  2. Before you add any task, ask yourself if it’s something you really need or want to do. Don’t fill your calendar with stuff you hate just for the sake of doing things. It’s OK to say no and create margin in your days.
  3. Organize your task list. Go through your to-do list, and reorganize your tasks. Cross off anything that you really don’t need or want to do. Group similar tasks together, such as errands, phone calls, emails, online work, home tasks, etc. Mark the most urgent tasks with a 1, important but not urgent tasks as a 2, and tasks that aren’t urgent or vital with a 3. Make it a goal to do at least one #1 task per day.
  4. Done is better than perfect. We often procrastinate because we think we won’t be able to do the task perfectly, and that leads to projects staying on your to-do list for far too long, creating that “left behind” feeling. You do nothing because you don’t think you’ll do it well enough. It’s hard to perfect something that isn’t there, so how do you plan to make your project good enough when you don’t have a place to start from?

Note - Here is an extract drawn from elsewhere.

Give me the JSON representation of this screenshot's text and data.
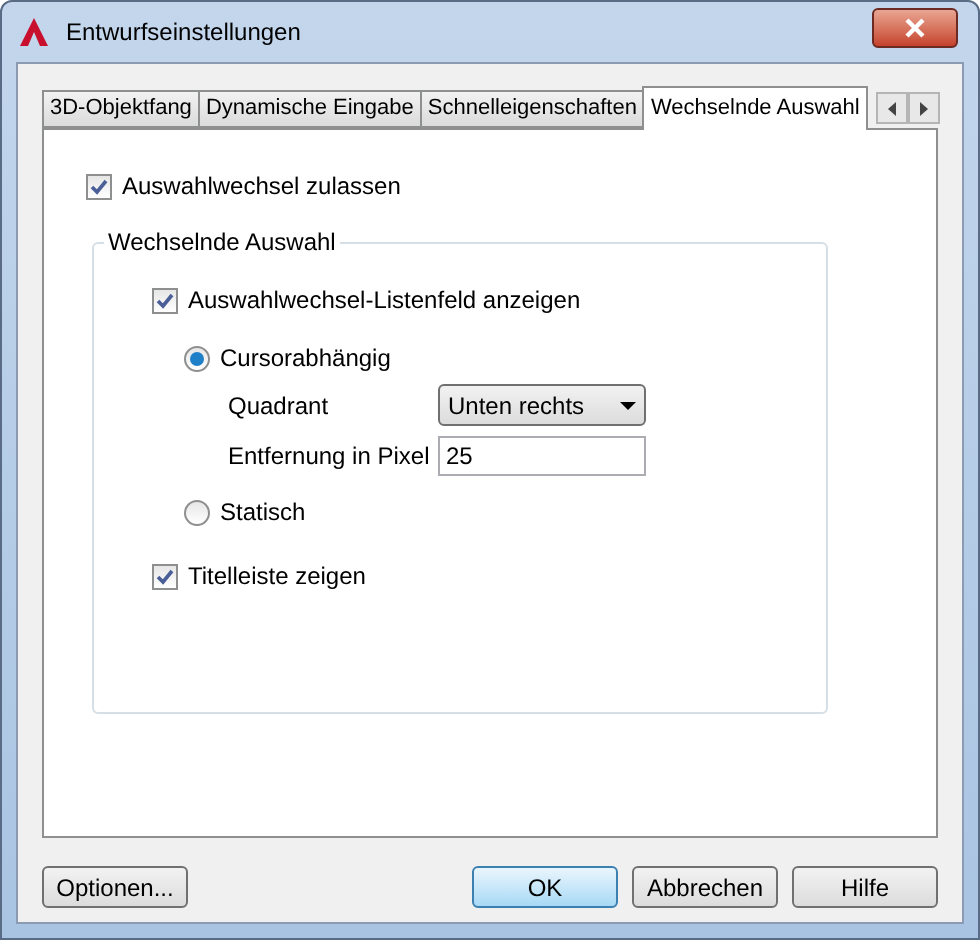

  5. Do it now. Whenever possible, start the task right away. Don’t put it off. Recognize that you won’t have more energy, or more time, or more inspiration, tomorrow. Make it as easy as possible to start now.
  6. Schedule time to check email, social media, read the news, any of those little habits you tend to do throughout the day. Don’t use them to fill the time, or to distract you from more important tasks. Write down when you’re going to do them, and for how long. Put that in your calendar or post a sticky note somewhere that you’ll see every day and follow that schedule. Don’t let those little habits take you away from tasks you need to finish.
  7. Check your phone and delete all those little apps that you waste time on. Remember Candy Crush? I could waste hours on that game. Maybe it’s not a game that distracts you. Is it social media? Facebook? Twitter? Pinterest? Delete those apps from your phone now, at least as an experiment. Same goes for iPad. Try it for a week, and see if you get more time back to focus on more important things.

Will you ever finish every task on your to-do list? No, none of us will, so making “to-do list zero” isn’t a viable option. Give yourself some grace, organize your tasks, and be thoughtful about adding more to your plate. As long as you’re moving forward, you’re not behind at all.

Give yourself some grace, organize your tasks, and be thoughtful about adding more to your plate. Click To Tweet